Crowded Prior Art Inherently Anticipates Patent for Products and Methods for Displaying Floral Groupings
June 22, 2005
Last Month at the Federal Circuit - July 2005
Judges: Dyk (author), Gajarsa, and Plager
In Prima Tek II, L.L.C. v. Polypap, No. 04-1411 (Fed. Cir. June 22, 2005), the Federal Circuit reversed a district court’s holding of infringement and an injunction against further infringement, because the two patents under consideration were invalid as anticipated.
Prima Tek II, L.L.C. and others (collectively “Prima Tek II”) asserted U.S. Patent Nos. 5,410,856 (“the ‘856 patent”) and 5,615,532 (“the ‘532 patent”) against Polypap and others (collectively “Polypap”). The companies compete in the floral-products market. The accused product is a semicircular piece of plastic that can be formed into a disposable device for holding floral arrangements.
In a previous decision, the Federal Circuit had clarified certain claim constructions for the two patents and remanded the case for further proceedings inaccordance with the claim constructions. After a bench trial, the district court held the asserted claims to be not invalid and infringed.
On this appeal, the Federal Circuit observed that extensive prior art exists regarding products and methods for displaying floral groupings. The Court went so far as to comment that it appeared likely that the asserted claims were anticipated by an 1899 reference, but, for simplicity, it would address only a more recent reference (“Charrin”). In its previous decision, the Federal Circuit had construed the term “floral holding material” to have its ordinary meaning and to not be limited to just floral foam or soil. The Court did not include in that construction a requirement that the material be capable of holding its predetermined shape, and, according to the Federal Circuit, the district court had erred in adding such a limitation on remand.
The district court had found that the Charrin reference did not include certain crimping and overlaying-fold limitations recited in claim 15 of the ‘856 patent. Polypap argued that this teaching was inherent. The Federal Circuit agreed, pointing to the drawings and testimony from Phillipe Charrin himself.

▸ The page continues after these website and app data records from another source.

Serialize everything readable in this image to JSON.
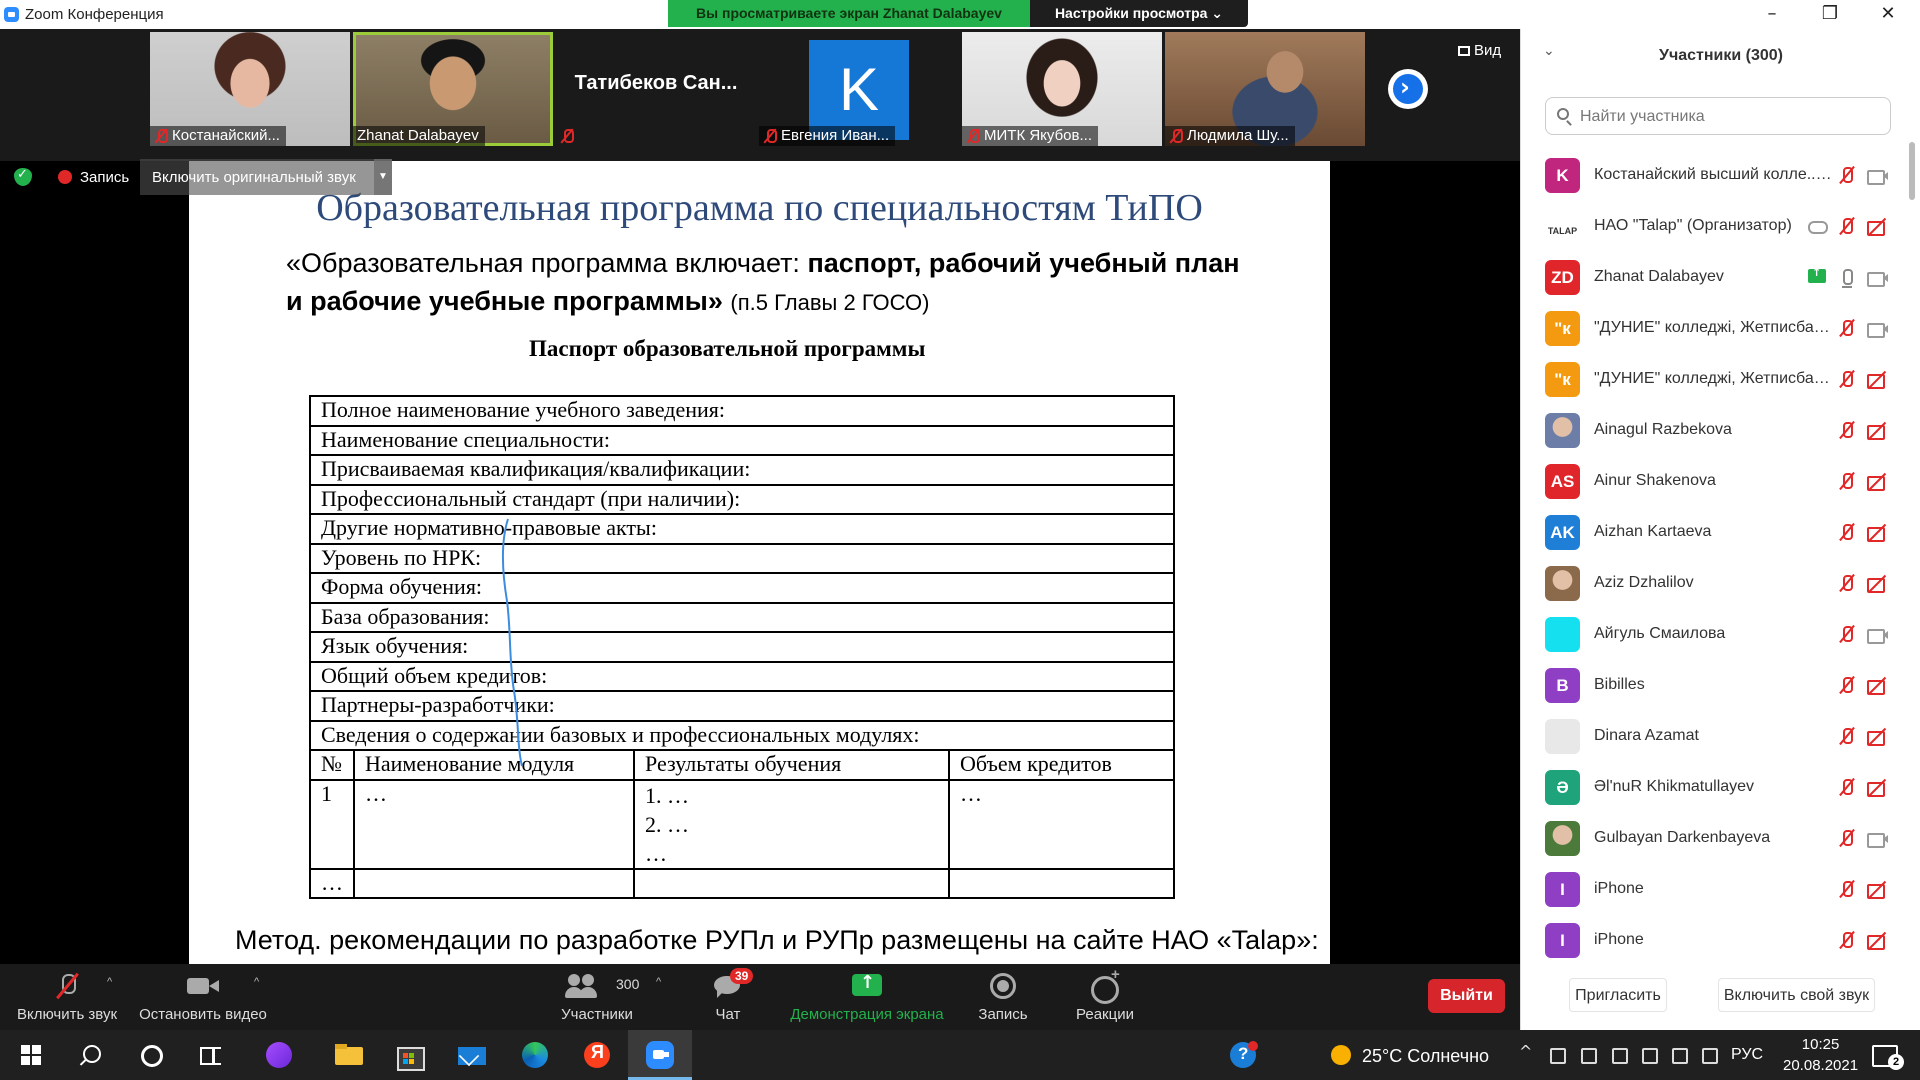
{
  "window": {
    "title": "Zoom Конференция"
  },
  "share_banner": {
    "text": "Вы просматриваете экран Zhanat Dalabayev",
    "view_options": "Настройки просмотра ⌄"
  },
  "video_strip": {
    "tiles": [
      {
        "name": "Костанайский...",
        "muted": true
      },
      {
        "name": "Zhanat Dalabayev",
        "muted": false,
        "active_speaker": true
      },
      {
        "name": "Татибеков  Сан...",
        "muted": true
      },
      {
        "name": "Евгения Иван...",
        "muted": true,
        "avatar_letter": "K"
      },
      {
        "name": "МИТК Якубов...",
        "muted": true
      },
      {
        "name": "Людмила Шу...",
        "muted": true
      }
    ],
    "view_label": "Вид"
  },
  "recording": {
    "label": "Запись",
    "original_sound": "Включить оригинальный звук"
  },
  "slide": {
    "title": "Образовательная программа  по специальностям ТиПО",
    "quote_plain": "«Образовательная программа включает: ",
    "quote_bold": "паспорт, рабочий учебный план и рабочие учебные программы",
    "quote_close": "» ",
    "quote_ref": "(п.5 Главы 2 ГОСО)",
    "passport_title": "Паспорт  образовательной  программы",
    "rows": [
      "Полное  наименование  учебного  заведения:",
      "Наименование  специальности:",
      "Присваиваемая  квалификация/квалификации:",
      "Профессиональный  стандарт  (при  наличии):",
      "Другие  нормативно-правовые  акты:",
      "Уровень  по  НРК:",
      "Форма  обучения:",
      "База  образования:",
      "Язык  обучения:",
      "Общий  объем  кредитов:",
      "Партнеры-разработчики:",
      "Сведения  о  содержании  базовых  и  профессиональных  модулях:"
    ],
    "module_headers": [
      "№",
      "Наименование  модуля",
      "Результаты  обучения",
      "Объем  кредитов"
    ],
    "module_row": {
      "num": "1",
      "name": "…",
      "results": [
        "1.   …",
        "2.   …",
        "…"
      ],
      "credits": "…"
    },
    "module_last": "…",
    "footer": "Метод. рекомендации по  разработке РУПл и РУПр размещены на сайте НАО «Talap»:"
  },
  "controls": {
    "unmute": "Включить звук",
    "stop_video": "Остановить видео",
    "participants": "Участники",
    "participants_count": "300",
    "chat": "Чат",
    "chat_badge": "39",
    "share_screen": "Демонстрация экрана",
    "record": "Запись",
    "reactions": "Реакции",
    "leave": "Выйти"
  },
  "panel": {
    "title": "Участники (300)",
    "search_placeholder": "Найти участника",
    "participants": [
      {
        "name": "Костанайский высший колле... (Я)",
        "initials": "K",
        "color": "#c0267e",
        "mic": "off",
        "video": "gray"
      },
      {
        "name": "НАО \"Talap\" (Организатор)",
        "initials": "TALAP",
        "color": "#ffffff",
        "mic": "off",
        "video": "off",
        "cloud": true
      },
      {
        "name": "Zhanat Dalabayev",
        "initials": "ZD",
        "color": "#e0262b",
        "mic": "on",
        "video": "gray",
        "sharing": true
      },
      {
        "name": "\"ДУНИЕ\" колледжі, Жетписбаев...",
        "initials": "\"к",
        "color": "#f39a10",
        "mic": "off",
        "video": "gray"
      },
      {
        "name": "\"ДУНИЕ\" колледжі, Жетписбаев...",
        "initials": "\"к",
        "color": "#f39a10",
        "mic": "off",
        "video": "off"
      },
      {
        "name": "Ainagul Razbekova",
        "initials": "",
        "color": "#6c7ea8",
        "mic": "off",
        "video": "off",
        "photo": true
      },
      {
        "name": "Ainur Shakenova",
        "initials": "AS",
        "color": "#e0262b",
        "mic": "off",
        "video": "off"
      },
      {
        "name": "Aizhan Kartaeva",
        "initials": "AK",
        "color": "#1f7fd6",
        "mic": "off",
        "video": "off"
      },
      {
        "name": "Aziz Dzhalilov",
        "initials": "",
        "color": "#8a6a4a",
        "mic": "off",
        "video": "off",
        "photo": true
      },
      {
        "name": "Айгуль Смаилова",
        "initials": "",
        "color": "#14e0f0",
        "mic": "off",
        "video": "gray"
      },
      {
        "name": "Bibilles",
        "initials": "B",
        "color": "#8e3fc4",
        "mic": "off",
        "video": "off"
      },
      {
        "name": "Dinara Azamat",
        "initials": "",
        "color": "#e8e8e8",
        "mic": "off",
        "video": "off"
      },
      {
        "name": "Əl'nuR Khikmatullayev",
        "initials": "Ə",
        "color": "#1fa37a",
        "mic": "off",
        "video": "off"
      },
      {
        "name": "Gulbayan Darkenbayeva",
        "initials": "",
        "color": "#4c7a3a",
        "mic": "off",
        "video": "gray",
        "photo": true
      },
      {
        "name": "iPhone",
        "initials": "I",
        "color": "#8e3fc4",
        "mic": "off",
        "video": "off"
      },
      {
        "name": "iPhone",
        "initials": "I",
        "color": "#8e3fc4",
        "mic": "off",
        "video": "off"
      }
    ],
    "invite": "Пригласить",
    "unmute_self": "Включить свой звук"
  },
  "taskbar": {
    "weather": "25°C  Солнечно",
    "lang": "РУС",
    "time": "10:25",
    "date": "20.08.2021",
    "notifications": "2",
    "yandex_letter": "Я",
    "help_letter": "?"
  }
}
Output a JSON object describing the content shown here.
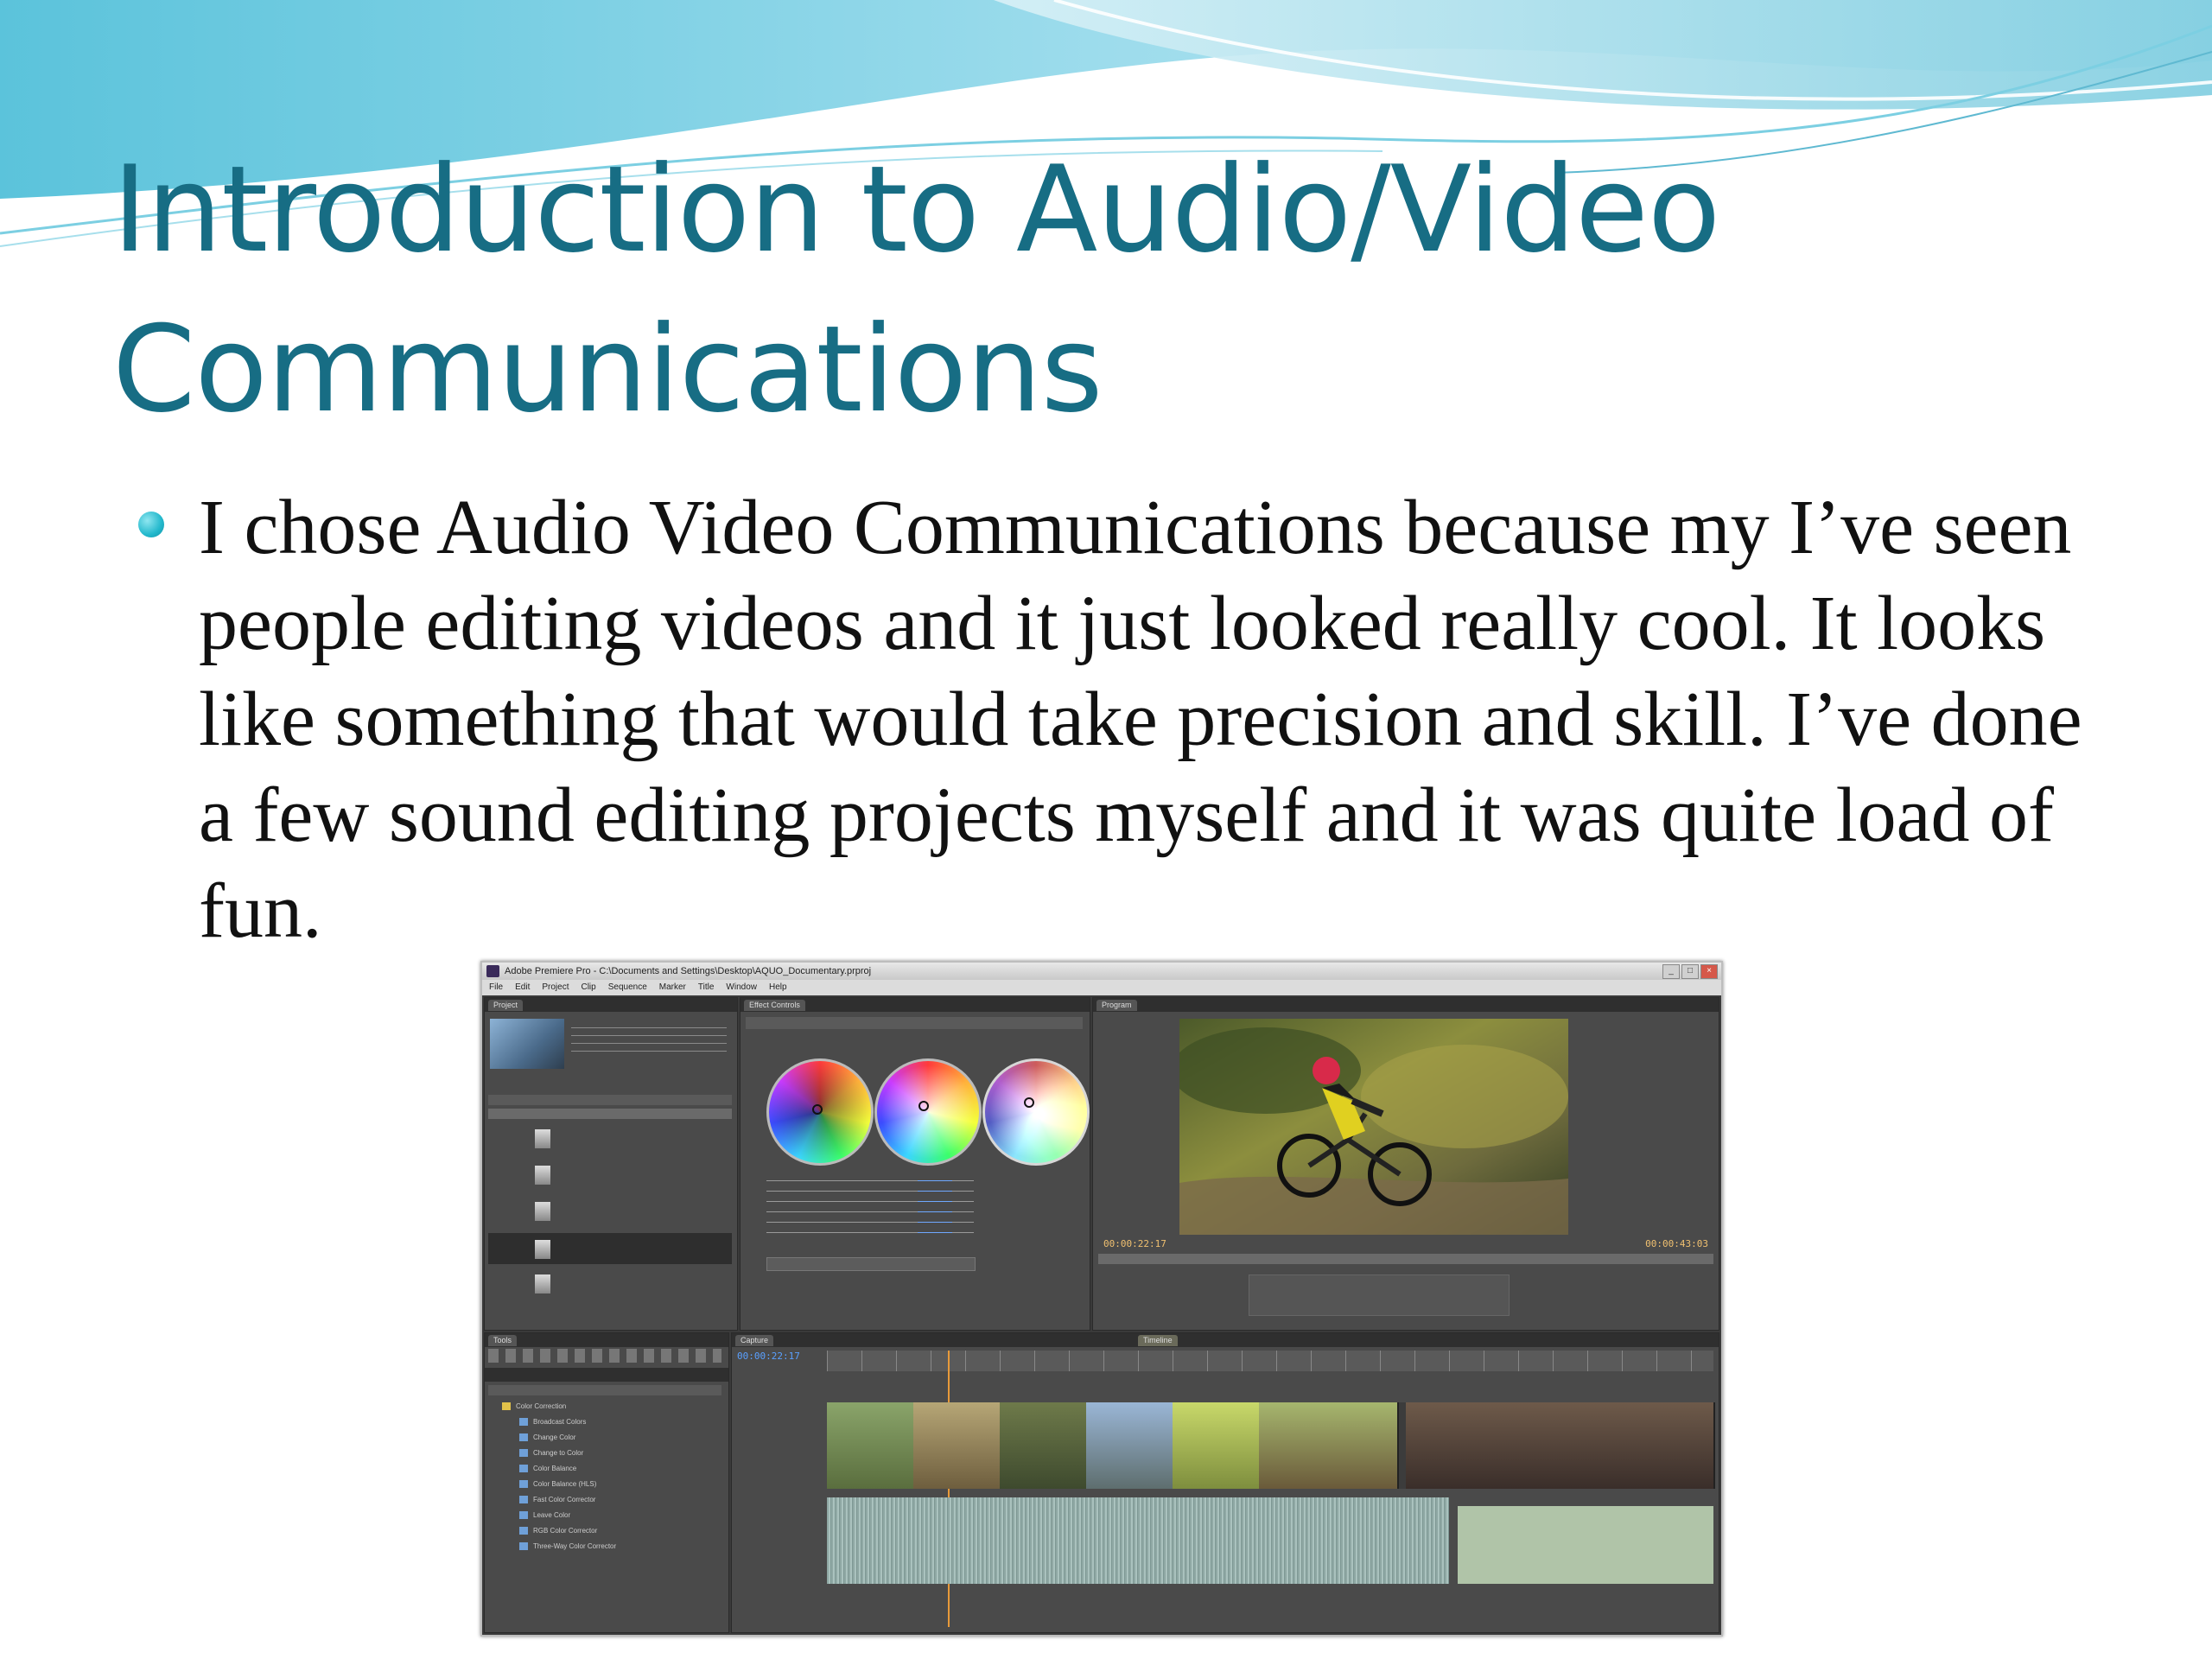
{
  "slide": {
    "title": "Introduction to Audio/Video Communications",
    "bullets": [
      {
        "text": "I chose Audio Video Communications because my I’ve seen people editing videos and it just looked really cool. It looks like something that would take precision and skill. I’ve done a few sound editing projects myself and it was quite load of fun."
      }
    ]
  },
  "colors": {
    "title": "#176d84",
    "bullet": "#22b8cc",
    "wave_light": "#bfe8f2",
    "wave_mid": "#6cc6dc"
  },
  "screenshot": {
    "window_title": "Adobe Premiere Pro - C:\\Documents and Settings\\Desktop\\AQUO_Documentary.prproj",
    "menu": [
      "File",
      "Edit",
      "Project",
      "Clip",
      "Sequence",
      "Marker",
      "Title",
      "Window",
      "Help"
    ],
    "program_timecode_left": "00:00:22:17",
    "program_timecode_right": "00:00:43:03",
    "timeline_timecode": "00:00:22:17"
  }
}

Although there was no expert testimony on point, according to the Federal Circuit, none was required because the technology was easily understood without expert testimony, and Prima Tek presented no rebuttal evidence. Accordingly, the Court found the claim invalid as being inherently anticipated.